■ **Data section**:
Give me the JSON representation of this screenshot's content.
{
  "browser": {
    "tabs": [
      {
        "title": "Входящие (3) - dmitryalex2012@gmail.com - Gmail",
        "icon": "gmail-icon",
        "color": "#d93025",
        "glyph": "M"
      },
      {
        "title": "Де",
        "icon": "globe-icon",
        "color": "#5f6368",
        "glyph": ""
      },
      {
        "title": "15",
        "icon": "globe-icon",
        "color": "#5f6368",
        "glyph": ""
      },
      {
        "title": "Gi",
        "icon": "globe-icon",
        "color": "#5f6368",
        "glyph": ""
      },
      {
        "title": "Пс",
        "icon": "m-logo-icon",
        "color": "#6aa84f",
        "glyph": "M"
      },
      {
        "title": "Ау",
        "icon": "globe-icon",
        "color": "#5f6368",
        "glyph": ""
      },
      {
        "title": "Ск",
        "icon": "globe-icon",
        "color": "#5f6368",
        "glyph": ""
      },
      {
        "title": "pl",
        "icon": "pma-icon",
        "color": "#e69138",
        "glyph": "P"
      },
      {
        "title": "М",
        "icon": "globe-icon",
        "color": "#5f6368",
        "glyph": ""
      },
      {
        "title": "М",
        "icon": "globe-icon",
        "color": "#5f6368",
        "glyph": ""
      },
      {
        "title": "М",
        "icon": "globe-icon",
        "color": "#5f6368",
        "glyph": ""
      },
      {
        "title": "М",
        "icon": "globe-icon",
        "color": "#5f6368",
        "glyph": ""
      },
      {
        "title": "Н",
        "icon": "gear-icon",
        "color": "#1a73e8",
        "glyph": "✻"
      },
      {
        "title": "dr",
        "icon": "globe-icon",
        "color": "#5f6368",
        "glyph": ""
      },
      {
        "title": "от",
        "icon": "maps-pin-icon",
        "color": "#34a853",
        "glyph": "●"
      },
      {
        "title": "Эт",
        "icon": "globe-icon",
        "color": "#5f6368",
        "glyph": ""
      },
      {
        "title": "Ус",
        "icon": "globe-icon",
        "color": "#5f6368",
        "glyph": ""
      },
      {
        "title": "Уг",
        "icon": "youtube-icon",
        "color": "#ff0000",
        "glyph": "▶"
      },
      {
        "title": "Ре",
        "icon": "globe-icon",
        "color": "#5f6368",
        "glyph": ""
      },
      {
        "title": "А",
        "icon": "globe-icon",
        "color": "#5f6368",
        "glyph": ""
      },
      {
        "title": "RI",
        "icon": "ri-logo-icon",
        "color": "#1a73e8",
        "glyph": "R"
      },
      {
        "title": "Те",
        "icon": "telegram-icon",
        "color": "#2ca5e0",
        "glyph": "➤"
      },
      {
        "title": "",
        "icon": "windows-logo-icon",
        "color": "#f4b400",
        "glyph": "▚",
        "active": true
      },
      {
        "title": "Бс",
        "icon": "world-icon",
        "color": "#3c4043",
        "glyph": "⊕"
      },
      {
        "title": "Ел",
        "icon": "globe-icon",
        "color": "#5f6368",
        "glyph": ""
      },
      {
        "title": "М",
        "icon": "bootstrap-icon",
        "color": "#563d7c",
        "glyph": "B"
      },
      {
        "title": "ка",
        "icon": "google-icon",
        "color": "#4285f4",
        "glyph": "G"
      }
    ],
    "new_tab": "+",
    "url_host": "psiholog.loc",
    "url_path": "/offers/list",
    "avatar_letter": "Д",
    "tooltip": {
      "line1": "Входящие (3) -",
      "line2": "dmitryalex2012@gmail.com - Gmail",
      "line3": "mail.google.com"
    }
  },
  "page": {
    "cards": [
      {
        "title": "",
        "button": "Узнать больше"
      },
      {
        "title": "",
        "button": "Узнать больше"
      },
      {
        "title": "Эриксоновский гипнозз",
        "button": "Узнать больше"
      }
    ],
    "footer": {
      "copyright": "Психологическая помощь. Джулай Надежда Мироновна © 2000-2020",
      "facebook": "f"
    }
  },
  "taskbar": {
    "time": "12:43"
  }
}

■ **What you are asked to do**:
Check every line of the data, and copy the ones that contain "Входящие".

■ **Response area**:
        "title": "Входящие (3) - dmitryalex2012@gmail.com - Gmail",
      "line1": "Входящие (3) -",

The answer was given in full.